→ **PROBLEM TO SOLVE**: Repeat the material exactly, leaving no line out.

→ **DATA**:
▼
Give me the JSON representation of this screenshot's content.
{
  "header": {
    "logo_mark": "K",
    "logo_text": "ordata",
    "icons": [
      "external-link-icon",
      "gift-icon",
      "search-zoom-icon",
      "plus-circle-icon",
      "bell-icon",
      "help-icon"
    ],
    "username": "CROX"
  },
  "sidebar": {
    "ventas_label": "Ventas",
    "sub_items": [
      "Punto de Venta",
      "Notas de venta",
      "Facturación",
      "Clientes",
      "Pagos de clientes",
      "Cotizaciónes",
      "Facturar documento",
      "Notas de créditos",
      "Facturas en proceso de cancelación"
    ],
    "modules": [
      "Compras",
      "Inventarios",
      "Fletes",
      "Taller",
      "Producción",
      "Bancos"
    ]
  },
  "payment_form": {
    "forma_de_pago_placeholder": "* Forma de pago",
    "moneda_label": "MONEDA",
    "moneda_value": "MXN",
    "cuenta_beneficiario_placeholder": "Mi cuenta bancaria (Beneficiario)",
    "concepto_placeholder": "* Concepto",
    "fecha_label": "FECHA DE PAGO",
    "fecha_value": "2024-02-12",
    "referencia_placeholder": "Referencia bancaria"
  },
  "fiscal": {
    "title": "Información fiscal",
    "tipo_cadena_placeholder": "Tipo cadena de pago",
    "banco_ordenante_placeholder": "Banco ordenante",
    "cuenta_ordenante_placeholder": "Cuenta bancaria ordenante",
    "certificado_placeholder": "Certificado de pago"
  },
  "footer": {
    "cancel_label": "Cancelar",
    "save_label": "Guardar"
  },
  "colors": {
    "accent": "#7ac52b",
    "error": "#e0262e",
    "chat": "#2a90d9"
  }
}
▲
→ **ANSWER AREA**:
Give me the JSON representation of this screenshot's content.
{
  "header": {
    "logo_mark": "K",
    "logo_text": "ordata",
    "icons": [
      "external-link-icon",
      "gift-icon",
      "search-zoom-icon",
      "plus-circle-icon",
      "bell-icon",
      "help-icon"
    ],
    "username": "CROX"
  },
  "sidebar": {
    "ventas_label": "Ventas",
    "sub_items": [
      "Punto de Venta",
      "Notas de venta",
      "Facturación",
      "Clientes",
      "Pagos de clientes",
      "Cotizaciónes",
      "Facturar documento",
      "Notas de créditos",
      "Facturas en proceso de cancelación"
    ],
    "modules": [
      "Compras",
      "Inventarios",
      "Fletes",
      "Taller",
      "Producción",
      "Bancos"
    ]
  },
  "payment_form": {
    "forma_de_pago_placeholder": "* Forma de pago",
    "moneda_label": "MONEDA",
    "moneda_value": "MXN",
    "cuenta_beneficiario_placeholder": "Mi cuenta bancaria (Beneficiario)",
    "concepto_placeholder": "* Concepto",
    "fecha_label": "FECHA DE PAGO",
    "fecha_value": "2024-02-12",
    "referencia_placeholder": "Referencia bancaria"
  },
  "fiscal": {
    "title": "Información fiscal",
    "tipo_cadena_placeholder": "Tipo cadena de pago",
    "banco_ordenante_placeholder": "Banco ordenante",
    "cuenta_ordenante_placeholder": "Cuenta bancaria ordenante",
    "certificado_placeholder": "Certificado de pago"
  },
  "footer": {
    "cancel_label": "Cancelar",
    "save_label": "Guardar"
  },
  "colors": {
    "accent": "#7ac52b",
    "error": "#e0262e",
    "chat": "#2a90d9"
  }
}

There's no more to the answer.